# In this file, we have an `id` column and a `code` column. There can be advantages with various DataFrame/table operations 
# like joining and grouping when `String` values are "pooled", meaning each unique value is mapped to a `UInt32`. By default, 
# `pool=(0.2, 500)`, so string columns with low cardinality are pooled by default. Via the `pool` keyword argument, we can provide 
# greater control: `pool=0.4` means that if 40% or less of a column's values are unique, then it will be pooled.
data = """
id,code
A18E9,AT
BF392,GC
93EBC,AT
54EE1,AT
8CD2E,GC
"""

file = CSV.File(IOBuffer(data))
file = CSV.File(IOBuffer(data); pool=0.4)
file = CSV.File(IOBuffer(data); pool=0.6)

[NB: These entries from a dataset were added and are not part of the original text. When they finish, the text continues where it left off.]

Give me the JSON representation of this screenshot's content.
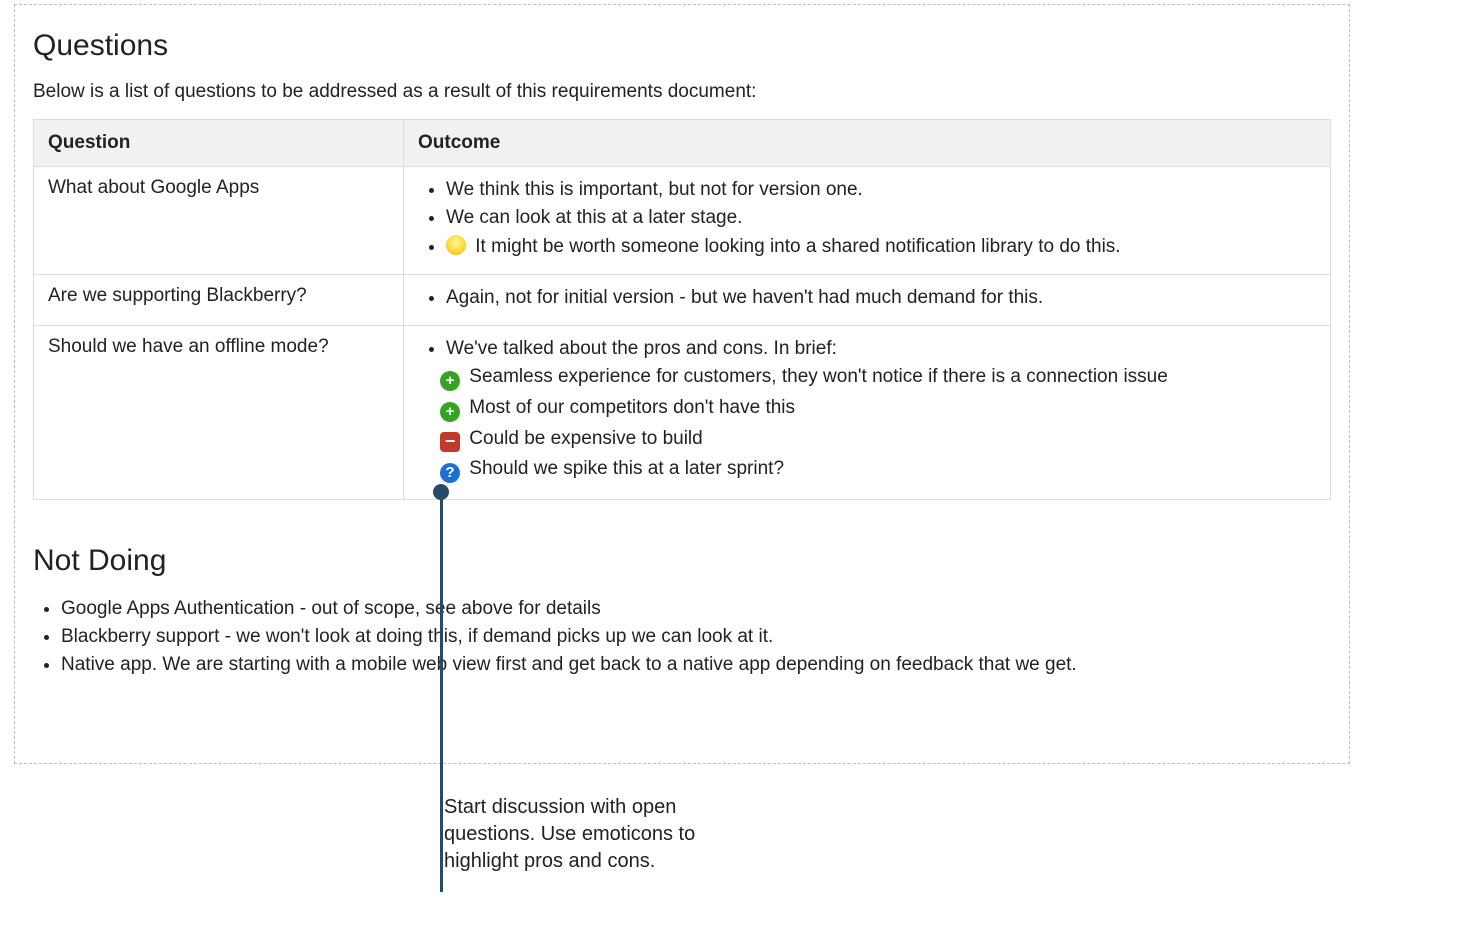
{
  "questions": {
    "heading": "Questions",
    "intro": "Below is a list of questions to be addressed as a result of this requirements document:",
    "columns": {
      "question": "Question",
      "outcome": "Outcome"
    },
    "rows": [
      {
        "question": "What about Google Apps",
        "outcome": [
          {
            "type": "bullet",
            "text": "We think this is important, but not for version one."
          },
          {
            "type": "bullet",
            "text": "We can look at this at a later stage."
          },
          {
            "type": "bulb",
            "text": "It might be worth someone looking into a shared notification library to do this."
          }
        ]
      },
      {
        "question": "Are we supporting Blackberry?",
        "outcome": [
          {
            "type": "bullet",
            "text": "Again, not for initial version - but we haven't had much demand for this."
          }
        ]
      },
      {
        "question": "Should we have an offline mode?",
        "outcome": [
          {
            "type": "bullet",
            "text": "We've talked about the pros and cons. In brief:"
          },
          {
            "type": "plus",
            "text": "Seamless experience for customers, they won't notice if there is a connection issue"
          },
          {
            "type": "plus",
            "text": "Most of our competitors don't have this"
          },
          {
            "type": "minus",
            "text": "Could be expensive to build"
          },
          {
            "type": "question",
            "text": "Should we spike this at a later sprint?"
          }
        ]
      }
    ]
  },
  "not_doing": {
    "heading": "Not Doing",
    "items": [
      "Google Apps Authentication - out of scope, see above for details",
      "Blackberry support - we won't look at doing this, if demand picks up we can look at it.",
      "Native app. We are starting with a mobile web view first and get back to a native app depending on feedback that we get."
    ]
  },
  "callout": {
    "text": "Start discussion with open questions. Use emoticons to highlight pros and cons."
  }
}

Non-string pooled values

using CSV

# in this data, our `category` column is an integer type, but represents a limited set of values that could benefit from
# pooling. Indeed, we may want to do various DataFrame grouping/joining operations on the column, which can be more
# efficient if the column type is a PooledVector. By default, passing `pool=true` will only pool string column types,
# if we pass a vector or dict however, we can specify how specific, non-string type, columns should be pooled.
data = """
category,amount
1,100.01
1,101.10
2,201.10
2,202.40
"""

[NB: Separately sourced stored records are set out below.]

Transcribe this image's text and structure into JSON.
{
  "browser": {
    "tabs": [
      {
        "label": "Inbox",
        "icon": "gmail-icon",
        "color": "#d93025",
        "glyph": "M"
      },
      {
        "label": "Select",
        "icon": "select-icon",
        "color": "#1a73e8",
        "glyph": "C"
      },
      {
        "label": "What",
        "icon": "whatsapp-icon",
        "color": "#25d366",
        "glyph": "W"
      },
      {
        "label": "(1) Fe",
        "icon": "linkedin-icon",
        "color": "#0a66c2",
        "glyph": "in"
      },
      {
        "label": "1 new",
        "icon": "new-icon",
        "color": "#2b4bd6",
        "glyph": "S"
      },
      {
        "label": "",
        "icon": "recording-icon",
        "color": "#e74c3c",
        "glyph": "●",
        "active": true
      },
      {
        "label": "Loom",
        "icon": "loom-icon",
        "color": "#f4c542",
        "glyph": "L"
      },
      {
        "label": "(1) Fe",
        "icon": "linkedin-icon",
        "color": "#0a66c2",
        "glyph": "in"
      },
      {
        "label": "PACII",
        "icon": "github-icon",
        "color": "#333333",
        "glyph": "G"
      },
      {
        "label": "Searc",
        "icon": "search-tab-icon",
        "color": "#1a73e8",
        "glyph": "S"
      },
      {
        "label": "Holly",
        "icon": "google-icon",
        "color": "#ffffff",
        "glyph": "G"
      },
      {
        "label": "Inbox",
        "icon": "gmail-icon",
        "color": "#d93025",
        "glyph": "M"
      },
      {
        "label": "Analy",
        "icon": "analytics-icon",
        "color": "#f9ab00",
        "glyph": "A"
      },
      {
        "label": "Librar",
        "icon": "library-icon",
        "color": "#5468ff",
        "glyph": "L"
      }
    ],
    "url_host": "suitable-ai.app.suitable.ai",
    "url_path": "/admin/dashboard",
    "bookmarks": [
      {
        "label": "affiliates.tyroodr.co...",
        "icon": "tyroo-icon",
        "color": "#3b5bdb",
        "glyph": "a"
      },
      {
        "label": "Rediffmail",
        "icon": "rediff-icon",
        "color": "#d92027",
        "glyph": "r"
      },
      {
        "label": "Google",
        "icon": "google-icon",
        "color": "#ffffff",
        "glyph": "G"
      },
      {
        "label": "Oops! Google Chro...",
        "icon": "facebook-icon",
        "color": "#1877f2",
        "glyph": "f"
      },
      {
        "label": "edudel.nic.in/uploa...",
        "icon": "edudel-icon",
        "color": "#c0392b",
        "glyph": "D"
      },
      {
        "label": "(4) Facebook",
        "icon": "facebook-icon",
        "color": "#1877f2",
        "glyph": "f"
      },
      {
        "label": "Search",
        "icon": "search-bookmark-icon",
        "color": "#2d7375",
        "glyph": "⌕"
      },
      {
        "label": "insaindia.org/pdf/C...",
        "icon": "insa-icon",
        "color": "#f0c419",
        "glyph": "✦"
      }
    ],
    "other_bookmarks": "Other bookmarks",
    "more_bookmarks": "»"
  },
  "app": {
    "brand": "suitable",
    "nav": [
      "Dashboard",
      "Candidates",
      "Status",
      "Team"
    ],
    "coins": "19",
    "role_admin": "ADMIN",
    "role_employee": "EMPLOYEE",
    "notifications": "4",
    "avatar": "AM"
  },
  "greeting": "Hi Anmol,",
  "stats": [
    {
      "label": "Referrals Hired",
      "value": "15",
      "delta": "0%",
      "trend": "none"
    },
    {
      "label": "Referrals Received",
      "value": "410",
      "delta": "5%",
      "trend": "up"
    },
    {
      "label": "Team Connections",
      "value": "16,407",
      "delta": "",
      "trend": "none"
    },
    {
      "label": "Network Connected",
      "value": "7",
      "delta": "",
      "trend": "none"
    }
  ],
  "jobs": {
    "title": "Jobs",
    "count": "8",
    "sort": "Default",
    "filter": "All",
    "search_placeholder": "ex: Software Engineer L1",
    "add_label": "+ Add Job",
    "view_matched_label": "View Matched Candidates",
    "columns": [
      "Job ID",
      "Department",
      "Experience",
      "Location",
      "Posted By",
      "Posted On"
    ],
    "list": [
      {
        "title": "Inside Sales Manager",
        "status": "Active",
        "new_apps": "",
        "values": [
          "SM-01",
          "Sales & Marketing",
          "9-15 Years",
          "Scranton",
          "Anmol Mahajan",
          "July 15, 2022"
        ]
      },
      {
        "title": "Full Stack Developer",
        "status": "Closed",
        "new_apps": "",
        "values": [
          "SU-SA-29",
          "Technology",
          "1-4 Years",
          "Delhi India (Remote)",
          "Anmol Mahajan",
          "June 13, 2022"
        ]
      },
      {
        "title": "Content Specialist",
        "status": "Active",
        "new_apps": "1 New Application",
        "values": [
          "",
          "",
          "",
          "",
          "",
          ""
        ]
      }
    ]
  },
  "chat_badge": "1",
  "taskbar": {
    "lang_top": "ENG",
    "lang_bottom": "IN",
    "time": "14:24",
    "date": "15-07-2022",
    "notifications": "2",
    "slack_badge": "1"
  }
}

file = CSV.File(IOBuffer(data); pool=Dict(1 => true))
file = CSV.File(IOBuffer(data); pool=[true, false])

Pool with absolute threshold

using CSV

# In this file, we have an `id` column and a `code` column. There can be advantages with various DataFrame/table operations 
# like joining and grouping when `String` values are "pooled", meaning each unique value is mapped to a `UInt32`. By default, 
# `pool=(0.2, 500)`, so string columns with low cardinality are pooled by default. Via the `pool` keyword argument, we can provide 
# greater control: `pool=(0.5, 2)` means that if a column has 2 or fewer unique values _and_ the total number of unique values is less than 50% of all values, then it will be pooled.
data = """
id,code
A18E9,AT
BF392,GC
93EBC,AT
54EE1,AT
8CD2E,GC
"""

file = CSV.File(IOBuffer(data); pool=(0.5, 2))